This engaging popular history details the settlement of the Oregon Territory, from the 1792 Columbia fur-trading expedition that discovered the great river of that name, to the great migrations of the mid-19th century. Golay, the author of five previous books on 19th-century America, introduces pivotal figures in the quest for a Pacific Empire, such as John McLoughlin, of the Hudson Bay Company, who ruled the Oregon Territory during the 1820s and 1830s. During much of that period, neither the British nor the Americans had full control of the area, but soon thereafter Americans pushed up the Columbia and across the Plains. Finding passes through the mountains, many of these settlers and explorers earned the title of""pathfinder."" Golay limns balanced portraits of many explorers, including one of John Charles Fremont (the celebrated""pathfinder of empire"") that does justice to him and his intrepid wife Jessie. He also profiles Marcus and Narcissa Whitman, the best-known martyrs among the new territory's missionaries. Golay ably chronicles the expansion that established the American claim to the Pacific Northwest, as well as the devastating consequences for the Native Americans who preceded the European settlers. The quality of the writing and the depth of the research make this book a valuable read for anyone interested in 19th-century American history. B&w illustrations and maps.

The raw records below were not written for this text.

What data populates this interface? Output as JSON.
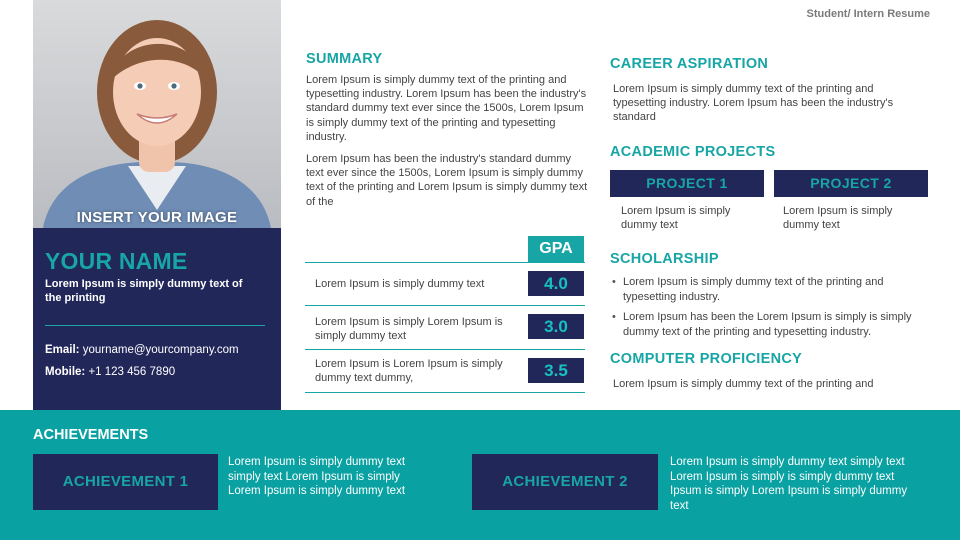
{
  "document": {
    "label": "Student/ Intern Resume"
  },
  "profile": {
    "photo_caption": "INSERT YOUR IMAGE",
    "name": "YOUR NAME",
    "tagline": "Lorem Ipsum is simply dummy text of the printing",
    "email_label": "Email:",
    "email": "yourname@yourcompany.com",
    "mobile_label": "Mobile:",
    "mobile": "+1 123 456 7890"
  },
  "summary": {
    "heading": "SUMMARY",
    "p1": "Lorem Ipsum is simply dummy text of the printing and typesetting industry. Lorem Ipsum has been the industry's standard dummy text ever since the 1500s, Lorem Ipsum is simply dummy text of the printing and typesetting industry.",
    "p2": "Lorem Ipsum has been the industry's standard dummy text ever since the 1500s, Lorem Ipsum is simply dummy text of the printing and Lorem Ipsum is simply dummy text of the"
  },
  "gpa": {
    "heading": "GPA",
    "rows": [
      {
        "text": "Lorem Ipsum is simply dummy text",
        "value": "4.0"
      },
      {
        "text": "Lorem Ipsum is simply Lorem Ipsum is simply dummy text",
        "value": "3.0"
      },
      {
        "text": "Lorem Ipsum is Lorem Ipsum is simply dummy text dummy,",
        "value": "3.5"
      }
    ]
  },
  "career": {
    "heading": "CAREER ASPIRATION",
    "text": "Lorem Ipsum is simply dummy text of the printing and typesetting industry. Lorem Ipsum has been the industry's standard"
  },
  "projects": {
    "heading": "ACADEMIC PROJECTS",
    "items": [
      {
        "label": "PROJECT 1",
        "text": "Lorem Ipsum is simply dummy text"
      },
      {
        "label": "PROJECT 2",
        "text": "Lorem Ipsum is simply dummy text"
      }
    ]
  },
  "scholarship": {
    "heading": "SCHOLARSHIP",
    "items": [
      "Lorem Ipsum is simply dummy text of the printing and typesetting industry.",
      "Lorem Ipsum has been the Lorem Ipsum is simply is simply dummy text of the printing and typesetting industry."
    ]
  },
  "computer": {
    "heading": "COMPUTER PROFICIENCY",
    "text": "Lorem Ipsum is simply dummy text of the printing and"
  },
  "achievements": {
    "heading": "ACHIEVEMENTS",
    "items": [
      {
        "label": "ACHIEVEMENT 1",
        "text": "Lorem Ipsum is simply dummy text simply text Lorem Ipsum is simply Lorem Ipsum is simply dummy text"
      },
      {
        "label": "ACHIEVEMENT 2",
        "text": "Lorem Ipsum is simply dummy text simply text Lorem Ipsum is simply is simply dummy text Ipsum is simply Lorem Ipsum is simply dummy text"
      }
    ]
  },
  "colors": {
    "navy": "#22275a",
    "teal": "#17a5a6",
    "band": "#0aa1a2"
  }
}
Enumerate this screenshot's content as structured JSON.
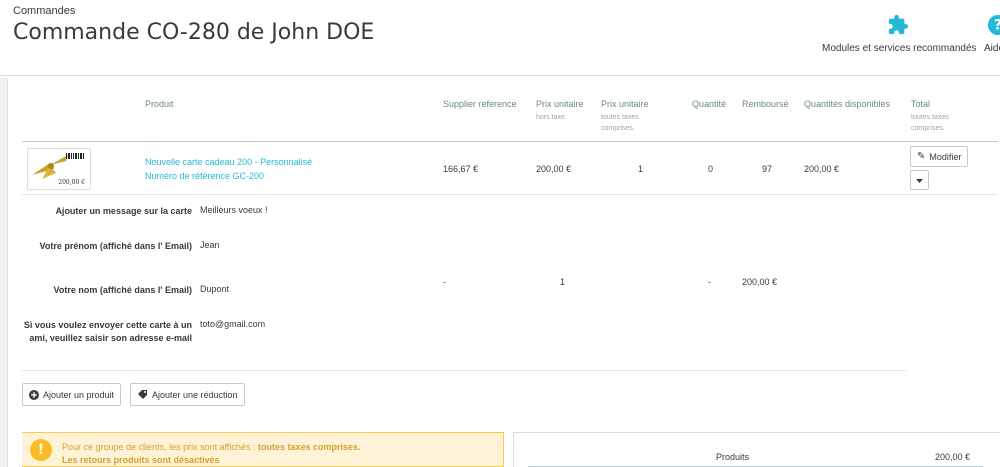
{
  "header": {
    "breadcrumb": "Commandes",
    "title": "Commande CO-280 de John DOE",
    "modules_label": "Modules et services recommandés",
    "help_label": "Aide"
  },
  "table": {
    "columns": {
      "product": "Produit",
      "supplier_ref": "Supplier reference",
      "unit_price": "Prix unitaire",
      "unit_price_sub": "hors taxe.",
      "unit_price_ttc": "Prix unitaire",
      "unit_price_ttc_sub1": "toutes taxes",
      "unit_price_ttc_sub2": "comprises.",
      "quantity": "Quantité",
      "refunded": "Remboursé",
      "available": "Quantités disponibles",
      "total": "Total",
      "total_sub1": "toutes taxes",
      "total_sub2": "comprises."
    },
    "product_row": {
      "thumb_price": "200,00 €",
      "name": "Nouvelle carte cadeau 200 - Personnalisé",
      "reference": "Numéro de référence GC-200",
      "supplier_ref": "166,67 €",
      "unit_price": "200,00 €",
      "unit_price_ttc": "1",
      "quantity": "0",
      "refunded": "97",
      "available": "200,00 €",
      "modify_label": "Modifier"
    },
    "custom_fields": [
      {
        "label": "Ajouter un message sur la carte",
        "value": "Meilleurs voeux !"
      },
      {
        "label": "Votre prénom (affiché dans l' Email)",
        "value": "Jean"
      },
      {
        "label": "Votre nom (affiché dans l' Email)",
        "value": "Dupont"
      },
      {
        "label": "Si vous voulez envoyer cette carte à un ami, veuillez saisir son adresse e-mail",
        "value": "toto@gmail.com"
      }
    ],
    "custom_row": {
      "supplier_ref": "-",
      "unit_price_ttc": "1",
      "quantity": "-",
      "refunded": "200,00 €"
    }
  },
  "actions": {
    "add_product": "Ajouter un produit",
    "add_discount": "Ajouter une réduction"
  },
  "alert": {
    "line1_prefix": "Pour ce groupe de clients, les prix sont affichés : ",
    "line1_bold": "toutes taxes comprises.",
    "line2": "Les retours produits sont désactivés"
  },
  "summary": {
    "products_label": "Produits",
    "products_value": "200,00 €"
  },
  "colors": {
    "link": "#25b9d7",
    "alert_bg": "#fff3d7",
    "alert_icon": "#fbbb22"
  }
}
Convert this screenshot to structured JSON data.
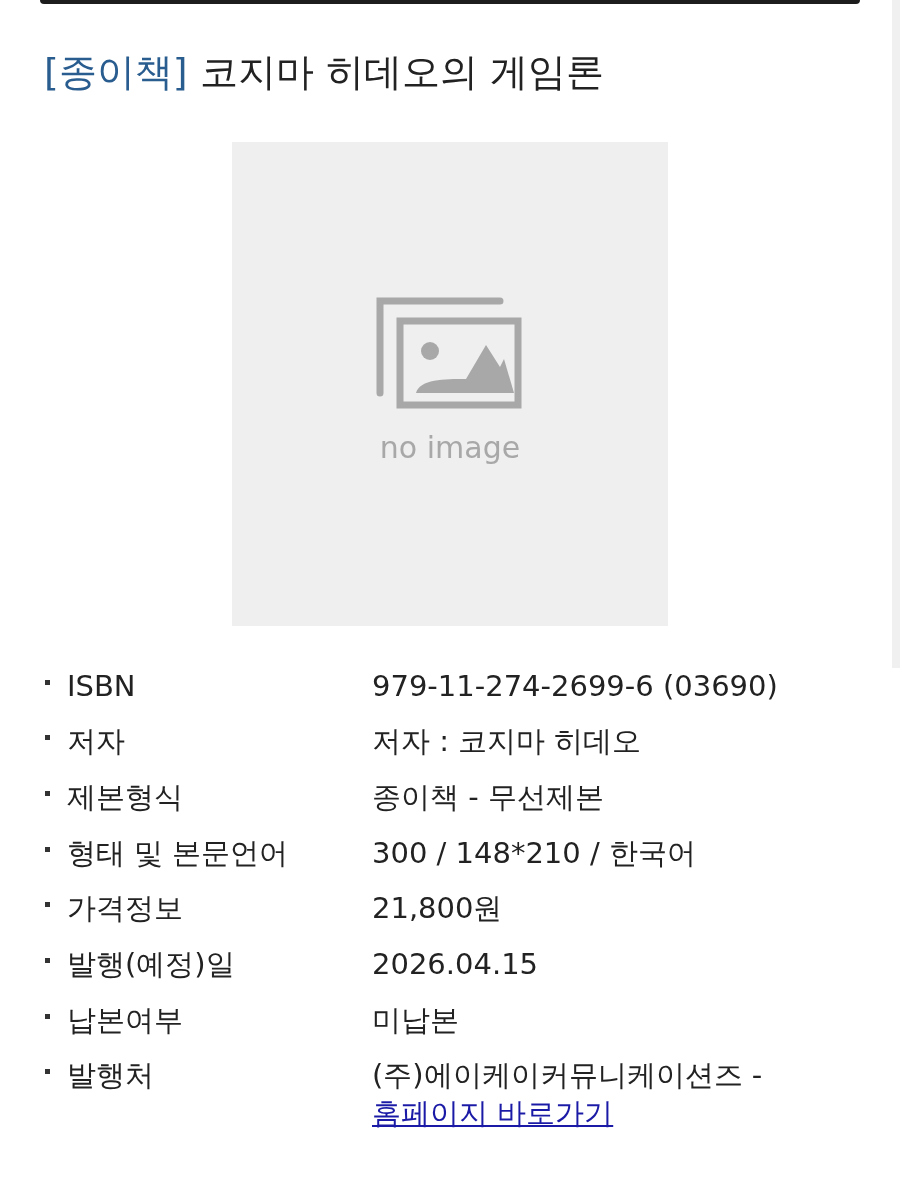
{
  "title": {
    "tag": "[종이책]",
    "text": "코지마 히데오의 게임론"
  },
  "cover": {
    "placeholder_label": "no image"
  },
  "details": [
    {
      "label": "ISBN",
      "value": "979-11-274-2699-6 (03690)"
    },
    {
      "label": "저자",
      "value": "저자 : 코지마 히데오"
    },
    {
      "label": "제본형식",
      "value": "종이책 - 무선제본"
    },
    {
      "label": "형태 및 본문언어",
      "value": "300 / 148*210 / 한국어"
    },
    {
      "label": "가격정보",
      "value": "21,800원"
    },
    {
      "label": "발행(예정)일",
      "value": "2026.04.15"
    },
    {
      "label": "납본여부",
      "value": "미납본"
    },
    {
      "label": "발행처",
      "value": "(주)에이케이커뮤니케이션즈 - ",
      "link": "홈페이지 바로가기"
    }
  ]
}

Reviewed on: 08/01/2003 Release date: 09/01/2003 Genre: Nonfiction
Portable Document Format (PDF) - 400 pages - 978-0-471-69039-9